  • Inability to participate normally in activities
  • Inability to perform daily tasks
  • Loss of strength
  • Permanent loss of sensation
  • Permanent muscle wasting
  • Permanent nerve damage, including paralysis
  • Severe discomfort or pain
  • Urinary or fecal incontinence (inability to control urine or stool)

References:

Carpal tunnel syndrome. PubMed Health. http://www.ncbi.nlm.nih.gov/pubmedhealth/PMH0001469/. Accessed April 27, 2011.

Sciatica. PubMed Health. http://www.ncbi.nlm.nih.gov/pubmedhealth/PMH0001706/. Accessed April 27, 2011.

INTRODUCTION

What is a pinched nerve?
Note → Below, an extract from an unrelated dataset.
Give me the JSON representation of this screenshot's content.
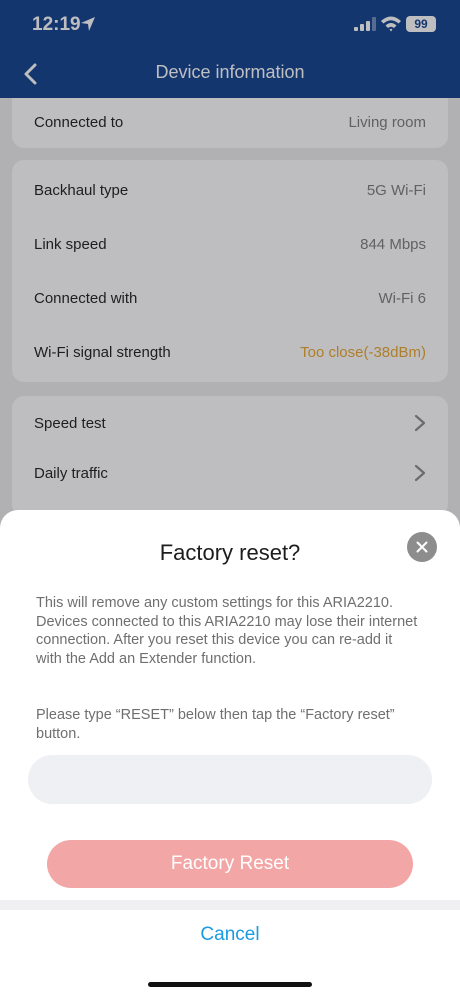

A pinched nerve is an injury to a nerve or group of nerves resulting from compression, entrapment or stretching. Numbness, tingling, burning or pain can result. In some cases, muscle weakness can also occur. Symptoms of a pinched nerve may develop gradually or can come on suddenly.... Read more about pinched nerveintroduction
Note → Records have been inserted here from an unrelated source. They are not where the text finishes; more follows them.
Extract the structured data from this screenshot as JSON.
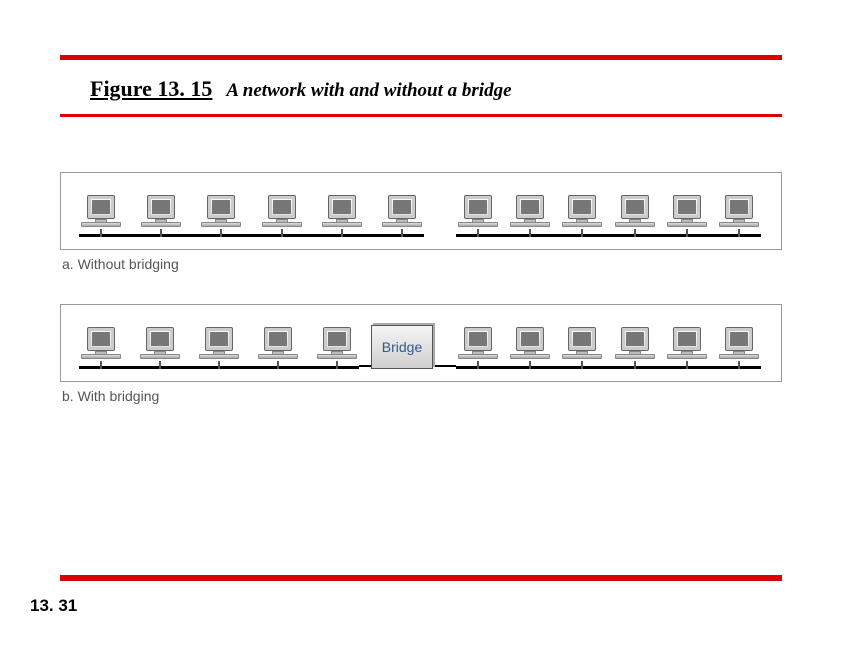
{
  "figure": {
    "number": "Figure 13. 15",
    "caption": "A network with and without a bridge"
  },
  "panel_a": {
    "caption": "a. Without bridging",
    "group1_count": 6,
    "group2_count": 6
  },
  "panel_b": {
    "caption": "b. With bridging",
    "group1_count": 5,
    "group2_count": 6,
    "bridge_label": "Bridge"
  },
  "page_number": "13. 31"
}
SYMPTOMS

What are the symptoms of a pinched nerve?

Symptoms of a pinched nerve depend upon the location, but typically involve alterations in sensation such a pain or numbness and may involve weakness.... Read more about pinched nervesymptoms

CAUSES

What causes a pinched nerve?

Anything that compresses, entraps or stretches a nerve or group of nerves can cause a pinched nerve. This can include pressure on a nerve from a bulging or herniated disc in the back, broken bones or bone spurs, or inflammation or swelling of nearby structures. Certain body positions can stretch nerves or put pressure on them. Cystic growths or tumors can also press on nerves.... Read more about pinched nervecauses

Medical Reviewer: All content has been reviewed by board-certified physicians under the direction of Rich Klasco, M.D., FACEP. Last Annual Review Date: May 2, 2011 Copyright: © Copyright 2011 Health Grades, Inc. All rights reserved. May not be reproduced or reprinted without permission from Health Grades, Inc. Use of this information is governed by the HealthGrades User Agreement.

This Article is Filed Under: Brain and Nerves